> WORK TASK:
The pictures do not go in the copy. Reproduce the rest of the entries exactly.

==*==

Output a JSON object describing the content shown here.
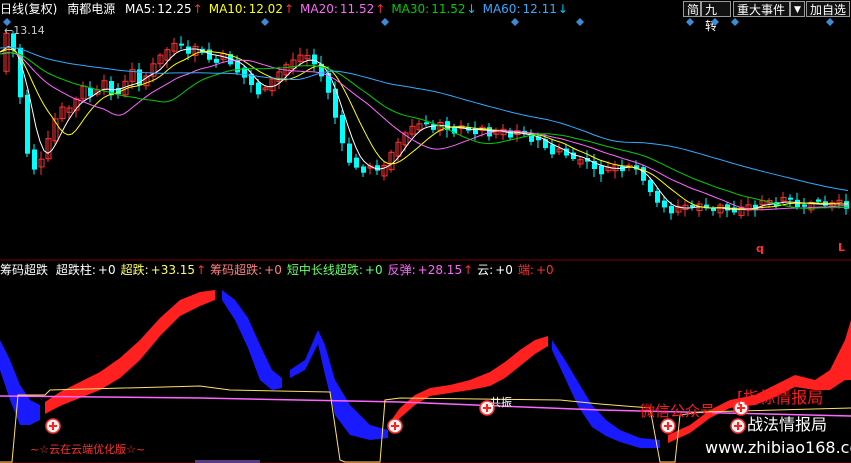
{
  "header": {
    "period": "日线(复权)",
    "stock": "南都电源",
    "ma": [
      {
        "label": "MA5:",
        "value": "12.25",
        "arrow": "↑",
        "color": "#ffffff",
        "acolor": "#ff3030"
      },
      {
        "label": "MA10:",
        "value": "12.02",
        "arrow": "↑",
        "color": "#ffff00",
        "acolor": "#ff3030"
      },
      {
        "label": "MA20:",
        "value": "11.52",
        "arrow": "↑",
        "color": "#ff66ff",
        "acolor": "#ff3030"
      },
      {
        "label": "MA30:",
        "value": "11.52",
        "arrow": "↓",
        "color": "#00cc00",
        "acolor": "#00ccff"
      },
      {
        "label": "MA60:",
        "value": "12.11",
        "arrow": "↓",
        "color": "#33aaff",
        "acolor": "#00ccff"
      }
    ]
  },
  "toolbar": {
    "simple": "简",
    "nine": "九转",
    "events": "重大事件",
    "dropdown": "▼",
    "add": "加自选"
  },
  "price_chart": {
    "high_label": "13.14",
    "markers": [
      "q",
      "L"
    ]
  },
  "indicator": {
    "name": "筹码超跌",
    "items": [
      {
        "label": "超跌柱:",
        "value": "+0",
        "arrow": "",
        "color": "#ffffff"
      },
      {
        "label": "超跌:",
        "value": "+33.15",
        "arrow": "↑",
        "color": "#ffff66"
      },
      {
        "label": "筹码超跌:",
        "value": "+0",
        "arrow": "",
        "color": "#ff8080"
      },
      {
        "label": "短中长线超跌:",
        "value": "+0",
        "arrow": "",
        "color": "#66ff66"
      },
      {
        "label": "反弹:",
        "value": "+28.15",
        "arrow": "↑",
        "color": "#ff66ff"
      },
      {
        "label": "云:",
        "value": "+0",
        "arrow": "",
        "color": "#ffffff"
      },
      {
        "label": "端:",
        "value": "+0",
        "arrow": "",
        "color": "#ff3030"
      }
    ],
    "signal": "共振",
    "watermark_left": "~☆云在云端优化版☆~",
    "watermark_mid": "微信公众号",
    "watermark_right1": "[指标情报局",
    "watermark_right2": "战法情报局",
    "watermark_url": "www.zhibiao168.com"
  },
  "colors": {
    "up": "#ff3333",
    "down": "#00ffff",
    "ma5": "#ffffff",
    "ma10": "#ffff00",
    "ma20": "#ff66ff",
    "ma30": "#00cc00",
    "ma60": "#33aaff"
  }
}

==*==

> REPLY TO THE TASK:
Output a JSON object describing the content shown here.
{
  "header": {
    "period": "日线(复权)",
    "stock": "南都电源",
    "ma": [
      {
        "label": "MA5:",
        "value": "12.25",
        "arrow": "↑",
        "color": "#ffffff",
        "acolor": "#ff3030"
      },
      {
        "label": "MA10:",
        "value": "12.02",
        "arrow": "↑",
        "color": "#ffff00",
        "acolor": "#ff3030"
      },
      {
        "label": "MA20:",
        "value": "11.52",
        "arrow": "↑",
        "color": "#ff66ff",
        "acolor": "#ff3030"
      },
      {
        "label": "MA30:",
        "value": "11.52",
        "arrow": "↓",
        "color": "#00cc00",
        "acolor": "#00ccff"
      },
      {
        "label": "MA60:",
        "value": "12.11",
        "arrow": "↓",
        "color": "#33aaff",
        "acolor": "#00ccff"
      }
    ]
  },
  "toolbar": {
    "simple": "简",
    "nine": "九转",
    "events": "重大事件",
    "dropdown": "▼",
    "add": "加自选"
  },
  "price_chart": {
    "high_label": "13.14",
    "markers": [
      "q",
      "L"
    ]
  },
  "indicator": {
    "name": "筹码超跌",
    "items": [
      {
        "label": "超跌柱:",
        "value": "+0",
        "arrow": "",
        "color": "#ffffff"
      },
      {
        "label": "超跌:",
        "value": "+33.15",
        "arrow": "↑",
        "color": "#ffff66"
      },
      {
        "label": "筹码超跌:",
        "value": "+0",
        "arrow": "",
        "color": "#ff8080"
      },
      {
        "label": "短中长线超跌:",
        "value": "+0",
        "arrow": "",
        "color": "#66ff66"
      },
      {
        "label": "反弹:",
        "value": "+28.15",
        "arrow": "↑",
        "color": "#ff66ff"
      },
      {
        "label": "云:",
        "value": "+0",
        "arrow": "",
        "color": "#ffffff"
      },
      {
        "label": "端:",
        "value": "+0",
        "arrow": "",
        "color": "#ff3030"
      }
    ],
    "signal": "共振",
    "watermark_left": "~☆云在云端优化版☆~",
    "watermark_mid": "微信公众号",
    "watermark_right1": "[指标情报局",
    "watermark_right2": "战法情报局",
    "watermark_url": "www.zhibiao168.com"
  },
  "colors": {
    "up": "#ff3333",
    "down": "#00ffff",
    "ma5": "#ffffff",
    "ma10": "#ffff00",
    "ma20": "#ff66ff",
    "ma30": "#00cc00",
    "ma60": "#33aaff"
  }
}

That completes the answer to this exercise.